Exercise goal >>
The records follow. Copy each one exactly.

##### Supplied information

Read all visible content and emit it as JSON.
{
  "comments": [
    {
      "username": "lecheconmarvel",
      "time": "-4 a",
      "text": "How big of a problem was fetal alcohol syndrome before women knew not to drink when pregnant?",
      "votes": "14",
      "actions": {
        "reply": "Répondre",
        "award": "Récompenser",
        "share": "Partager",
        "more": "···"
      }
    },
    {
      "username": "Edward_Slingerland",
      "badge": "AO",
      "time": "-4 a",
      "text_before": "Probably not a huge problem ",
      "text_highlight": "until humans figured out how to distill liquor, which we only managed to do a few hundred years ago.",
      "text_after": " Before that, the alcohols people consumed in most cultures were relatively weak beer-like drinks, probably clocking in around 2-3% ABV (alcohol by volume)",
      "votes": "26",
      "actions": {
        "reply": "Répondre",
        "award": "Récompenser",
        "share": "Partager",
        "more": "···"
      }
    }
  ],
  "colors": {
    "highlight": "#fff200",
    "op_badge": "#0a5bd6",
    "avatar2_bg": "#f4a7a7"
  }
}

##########

Output >>
Read all visible content and emit it as JSON.
{
  "comments": [
    {
      "username": "lecheconmarvel",
      "time": "-4 a",
      "text": "How big of a problem was fetal alcohol syndrome before women knew not to drink when pregnant?",
      "votes": "14",
      "actions": {
        "reply": "Répondre",
        "award": "Récompenser",
        "share": "Partager",
        "more": "···"
      }
    },
    {
      "username": "Edward_Slingerland",
      "badge": "AO",
      "time": "-4 a",
      "text_before": "Probably not a huge problem ",
      "text_highlight": "until humans figured out how to distill liquor, which we only managed to do a few hundred years ago.",
      "text_after": " Before that, the alcohols people consumed in most cultures were relatively weak beer-like drinks, probably clocking in around 2-3% ABV (alcohol by volume)",
      "votes": "26",
      "actions": {
        "reply": "Répondre",
        "award": "Récompenser",
        "share": "Partager",
        "more": "···"
      }
    }
  ],
  "colors": {
    "highlight": "#fff200",
    "op_badge": "#0a5bd6",
    "avatar2_bg": "#f4a7a7"
  }
}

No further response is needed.